The average adult farts an astonishing 1.5 litres of gas every single day in 10-15 separate farts, but until now no-one has been brave enough to tackle the burning questions we have about them: What are farts made of and why do they smell so bad? Why do women’s farts smell worse than men’s? Do spiders fart? Is a fart basically a gas version of a poo? What would happen if I didn’t fart?
In Fartology acclaimed food adventurer, broadcaster and science communicator Stefan Gates flicks old-fashioned British reserve the bird and takes a good, long look up our bums to shed light on the amazing science going on up there. The result is a frank, fascinating and very funny tour of the chemistry, physics and biology of your portable science lab. Stefan is renowned for taking complex scientific concepts and making them easy to understand, relevant and exciting.
Insects: An Edible Field Guide
Ever been tempted by the thought of mealworms, proteinrich cricket flower, or swapping your Walkers for salt and vinegar flavoured grasshoppers? If so then you are not alone! Over 2 billion people regularly eat insects as part of their diet, and the world is home to around 1,900 edible insect species.
This is an informative field guide: exploring the origins of insect eating, offering tips on finding edible bugs and serving up a few delicious ideas of how to eat them once you’ve tracked them down!
Walker Books, 2012
What’s the most dangerous food on earth? How do you milk a camel? What’s the fartiest food of all? And what’s really in that burger you’re about to eat?
Find out the answers to these questions and much more in this seriously funny and hilariously informative book about food.
Packed full of mad recipes to cook for your friends, kitchen science projects to try and weird food stories, this photographic cookbook will take you on a food adventure from breakfast right through to supper.
The Extraordinary Cookbook
Kyle Books, 2010
How to make meals that your friends will never forget.
It’s a completely practical cookbook but all the food is in some way extraordinary, interactive or enlightening. Some dishes are gently adventurous (whole artichokes and sushi-rolling parties), others are completely wild (golden chicken and salmon cooked in a dishwasher) but, crucially, most of it is made from ingredients that you use every day.

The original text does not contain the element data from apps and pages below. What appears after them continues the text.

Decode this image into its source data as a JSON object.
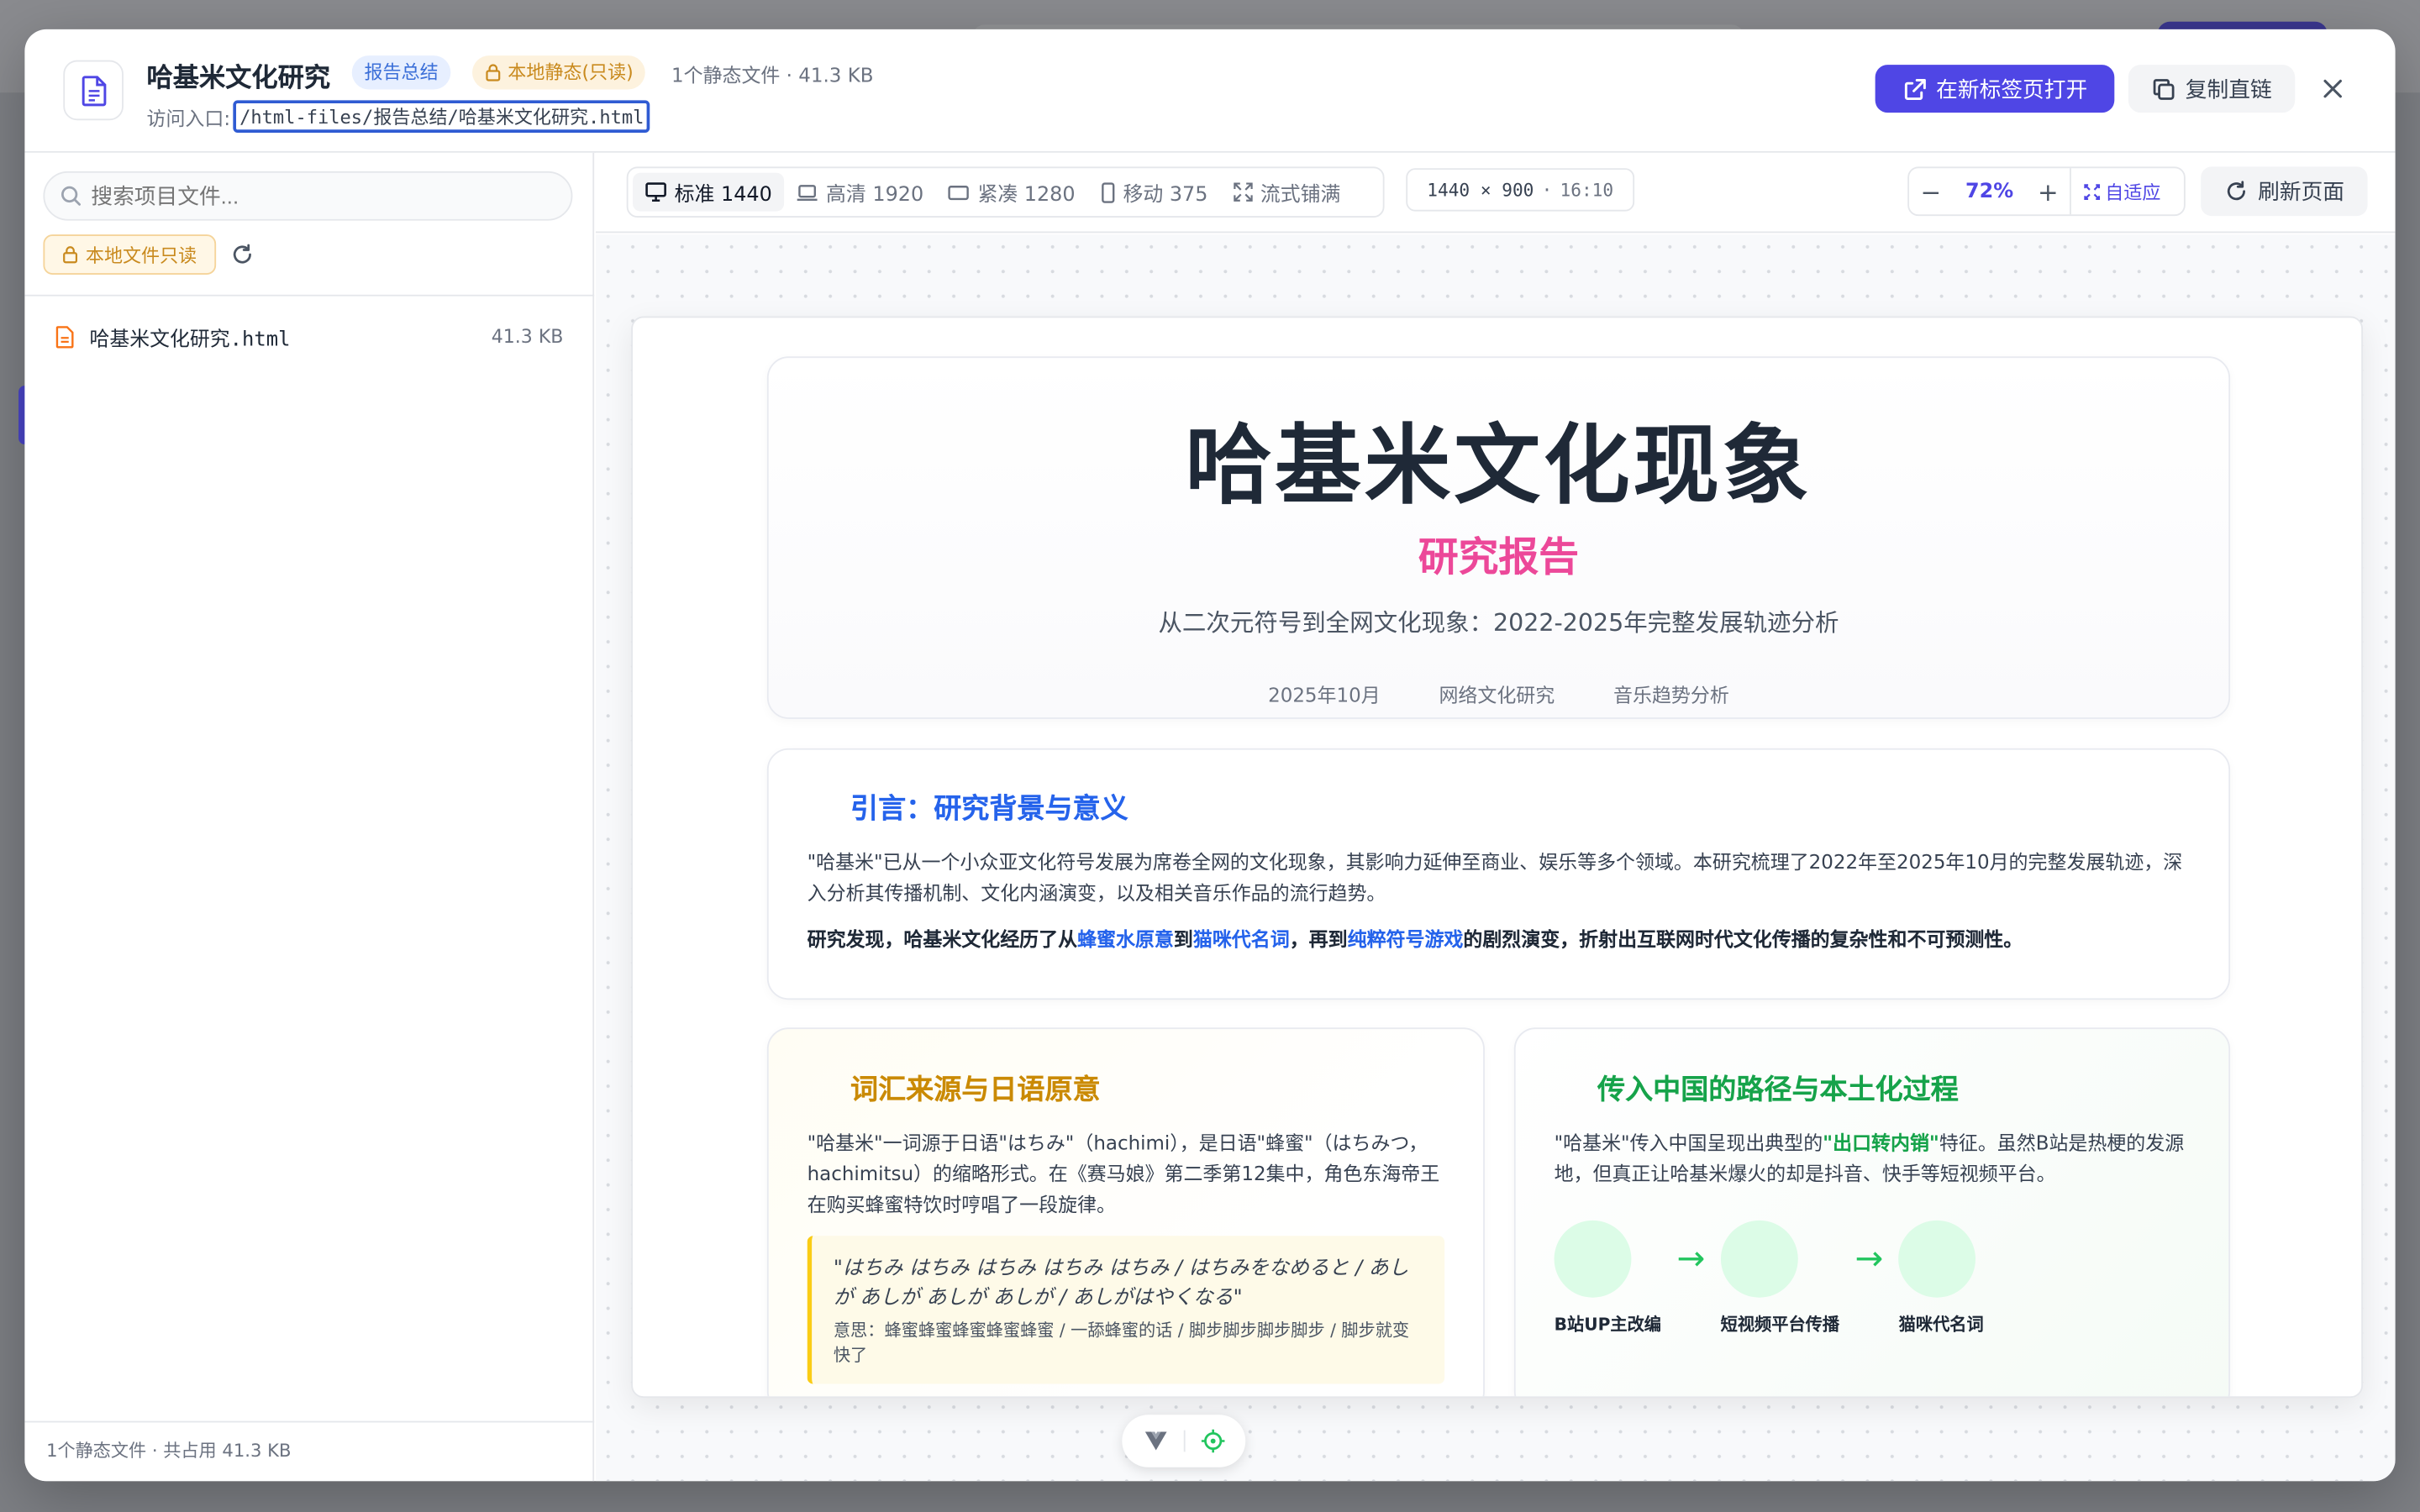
{
  "header": {
    "title": "哈基米文化研究",
    "tag_category": "报告总结",
    "tag_readonly": "本地静态(只读)",
    "meta": "1个静态文件 · 41.3 KB",
    "entry_label": "访问入口:",
    "entry_path": "/html-files/报告总结/哈基米文化研究.html",
    "open_new_tab": "在新标签页打开",
    "copy_link": "复制直链"
  },
  "sidebar": {
    "search_placeholder": "搜索项目文件...",
    "readonly_label": "本地文件只读",
    "files": [
      {
        "name": "哈基米文化研究.html",
        "size": "41.3 KB"
      }
    ],
    "footer": "1个静态文件 · 共占用 41.3 KB"
  },
  "toolbar": {
    "devices": [
      {
        "label": "标准 1440",
        "icon": "monitor-icon",
        "active": true
      },
      {
        "label": "高清 1920",
        "icon": "laptop-icon",
        "active": false
      },
      {
        "label": "紧凑 1280",
        "icon": "tablet-landscape-icon",
        "active": false
      },
      {
        "label": "移动 375",
        "icon": "phone-icon",
        "active": false
      },
      {
        "label": "流式铺满",
        "icon": "expand-icon",
        "active": false
      }
    ],
    "dimension": "1440 × 900",
    "ratio": "16:10",
    "zoom_minus": "−",
    "zoom_value": "72%",
    "zoom_plus": "+",
    "zoom_fit": "自适应",
    "refresh": "刷新页面"
  },
  "preview": {
    "hero": {
      "title": "哈基米文化现象",
      "subtitle": "研究报告",
      "desc": "从二次元符号到全网文化现象：2022-2025年完整发展轨迹分析",
      "meta": [
        "2025年10月",
        "网络文化研究",
        "音乐趋势分析"
      ]
    },
    "intro": {
      "heading": "引言：研究背景与意义",
      "p1": "\"哈基米\"已从一个小众亚文化符号发展为席卷全网的文化现象，其影响力延伸至商业、娱乐等多个领域。本研究梳理了2022年至2025年10月的完整发展轨迹，深入分析其传播机制、文化内涵演变，以及相关音乐作品的流行趋势。",
      "p2_a": "研究发现，哈基米文化经历了从",
      "p2_em1": "蜂蜜水原意",
      "p2_b": "到",
      "p2_em2": "猫咪代名词",
      "p2_c": "，再到",
      "p2_em3": "纯粹符号游戏",
      "p2_d": "的剧烈演变，折射出互联网时代文化传播的复杂性和不可预测性。"
    },
    "origin": {
      "heading": "词汇来源与日语原意",
      "body": "\"哈基米\"一词源于日语\"はちみ\"（hachimi），是日语\"蜂蜜\"（はちみつ，hachimitsu）的缩略形式。在《赛马娘》第二季第12集中，角色东海帝王在购买蜂蜜特饮时哼唱了一段旋律。",
      "quote": "\"はちみ はちみ はちみ はちみ はちみ / はちみをなめると / あしが あしが あしが あしが / あしがはやくなる\"",
      "meaning": "意思：蜂蜜蜂蜜蜂蜜蜂蜜蜂蜜 / 一舔蜂蜜的话 / 脚步脚步脚步脚步 / 脚步就变快了"
    },
    "path": {
      "heading": "传入中国的路径与本土化过程",
      "body_a": "\"哈基米\"传入中国呈现出典型的",
      "body_em": "\"出口转内销\"",
      "body_b": "特征。虽然B站是热梗的发源地，但真正让哈基米爆火的却是抖音、快手等短视频平台。",
      "steps": [
        "B站UP主改编",
        "短视频平台传播",
        "猫咪代名词"
      ]
    }
  },
  "colors": {
    "accent": "#4f46e5",
    "hero_subtitle": "#ec4899",
    "intro_heading": "#2563eb",
    "origin_heading": "#ca8a04",
    "path_heading": "#16a34a",
    "readonly": "#c98a1e"
  }
}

The idea is to get you and your friends eating wonderful, extraordinary meals that you’ll never forget.
In The Danger Zone
Stefan travelled the world to investigate how people cook, eat and survive in extreme conditions for the acclaimed BBC2 TV series Cooking in the Danger Zone. He drank radioactive wine in Chernobyl, ate fat-tailed sheep in Afghanistan, and rotting walrus in the Arctic. This book blends war and food, ethics and emotions, comedy and tragedy.
BBC Books, 2005
Adventures in Food for the Romantic, the Foolhardy and the Brave. ‘Brilliant. Deranged, but brilliant’ according to Heston Blumenthal. A book of extraordinary recipes and wild escapades in everything from cannibalism to margarine.
101 Dishes to Eat Before You Die
'Excellent stuff. Stefan always turns food into an adventure!'
Stefan Gates on E Numbers
A myth-busting celebration of E's: the additives and preservatives that make up Britain's most feared ingredients. If you think nature is good and Es are bad, you'd be wrong: the natural world is awash with dangerous toxins (apples contain cyanide, potatoes contain toxic solanine), yet E number substances make up 99.99% of every breath you take.